If the temperature is below about -2C then putting sea water on snow just makes it wet snow. It doesn't melt it like salt. Bored chemist, Tue, 12th Jan 2010
Worse still, if it becomes really cold then it'll freeze, making a worse ice-rink! chris, Wed, 13th Jan 2010
But wouldnt the water in the seawater freeze? ch3ls3a, Sun, 17th Jan 2010
Yes, if it was cold enough the water would freeze out of the saltwater. Since the point of the exercise is to get rid of ice, adding seawater wouldn't help. Bored chemist, Sun, 17th Jan 2010
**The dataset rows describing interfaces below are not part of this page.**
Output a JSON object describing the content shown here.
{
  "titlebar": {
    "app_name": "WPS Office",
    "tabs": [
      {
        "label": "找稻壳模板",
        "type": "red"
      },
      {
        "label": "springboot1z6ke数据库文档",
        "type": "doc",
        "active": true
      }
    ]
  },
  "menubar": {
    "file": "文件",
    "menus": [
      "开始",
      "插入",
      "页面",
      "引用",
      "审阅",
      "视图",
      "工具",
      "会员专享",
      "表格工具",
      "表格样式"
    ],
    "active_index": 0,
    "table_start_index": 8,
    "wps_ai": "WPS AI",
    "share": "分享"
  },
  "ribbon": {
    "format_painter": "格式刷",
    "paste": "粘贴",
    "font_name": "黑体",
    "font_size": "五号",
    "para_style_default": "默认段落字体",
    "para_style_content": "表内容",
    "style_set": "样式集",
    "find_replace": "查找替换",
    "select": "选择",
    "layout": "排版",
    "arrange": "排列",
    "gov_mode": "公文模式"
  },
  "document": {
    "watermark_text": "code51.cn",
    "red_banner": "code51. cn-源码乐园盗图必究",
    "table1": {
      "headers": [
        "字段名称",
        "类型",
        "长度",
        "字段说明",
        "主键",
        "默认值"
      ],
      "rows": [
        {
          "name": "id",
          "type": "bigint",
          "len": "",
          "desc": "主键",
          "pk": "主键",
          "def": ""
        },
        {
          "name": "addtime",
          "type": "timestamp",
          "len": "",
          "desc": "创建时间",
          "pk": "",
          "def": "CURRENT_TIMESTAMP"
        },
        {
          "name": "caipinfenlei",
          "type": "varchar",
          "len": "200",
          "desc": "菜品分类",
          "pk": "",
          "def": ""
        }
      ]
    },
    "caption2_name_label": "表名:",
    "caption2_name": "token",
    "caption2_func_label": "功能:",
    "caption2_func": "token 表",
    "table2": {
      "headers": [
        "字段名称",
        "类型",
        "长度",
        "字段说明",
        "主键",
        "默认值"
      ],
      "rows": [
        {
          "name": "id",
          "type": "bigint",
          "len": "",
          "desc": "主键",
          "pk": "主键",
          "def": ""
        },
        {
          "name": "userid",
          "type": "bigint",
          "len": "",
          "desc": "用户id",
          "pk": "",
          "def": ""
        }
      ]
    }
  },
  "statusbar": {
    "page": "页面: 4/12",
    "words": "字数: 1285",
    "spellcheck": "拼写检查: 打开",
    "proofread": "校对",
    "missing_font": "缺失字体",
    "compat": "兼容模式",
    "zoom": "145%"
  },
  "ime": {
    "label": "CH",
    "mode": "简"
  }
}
... RUST! Come on, any place that salts its roads regularly also has a high turnover of cars - ever seen a car older than 15 years in Montreal? RUST EVERYWHERE. CarLover, Wed, 20th Jan 2010
I drive a gritter for fife council in Scotland. our standard spread(preventive for frost) used to be 20 grammes of salt per square metre of road. Since the "big freeze" we have reduced the amount to ten grammes,this is doing a far better job,the cars are running the salt in and you can see where the salts working,where as before with 20 the whole road was slick and wet with brine. On a 10 gramm spread my route is 92 kilometers and i use 2.2 tons. Not all is gritting,some is free running,and there is travel to and fro my route, The Gritterman, Tue, 2nd Mar 2010
I can't help thinking that seawater may be an instant melting solution if poured in quantity to an area, just as hot water melts ice, but the relative sality of the sea water wouldn't provide a strong enough concentration of salt if it was briefly sprayed on roads and paths by some sort of machine like a gritter surely? I think people are forgetting that overnight temperatures have regularly gone down to as much as -5 degrees, which is lower than the freezing point of seawater which is about -2 degrees, so the seawater would still freeze and add to the problem. I think we really need to look at non chemical methods to deal with snow and ice as they do in countries like Canada where in certain places it's the law that you have to clear the snow from the pavement outside your property daily so the paths are clear to walk on and the snow doesn't get compounded and freezes into ice in the first place and then they sweep the snow off all the roads and remaining paths with road sweeper type machines. Mechanical clearance instead of chemical. Not so fun I know, but cheap and simple. Loubielou, Wed, 3rd Mar 2010
lol! wow! its so kool. i cant belive its that simple and so kool kabina, Sat, 20th Mar 2010
The answer must be to use any surplus heat from the sun to evaporate the water from the seawater in the summer and then store the salt till the winter. It was quite common in the past to have brine pans on the coast where salt was collected from sea water JohnM, Fri, 7th May 2010
instead of mining rock salt could our abundant supply of seawater not be harvested and seperated ,for its salt content ,and then applied ????? graham fraser, Fri, 7th Jan 2011
best project halona, Tue, 25th Jan 2011
this experiment was bad because samuel macleod said it was pad, Tue, 4th Nov 2014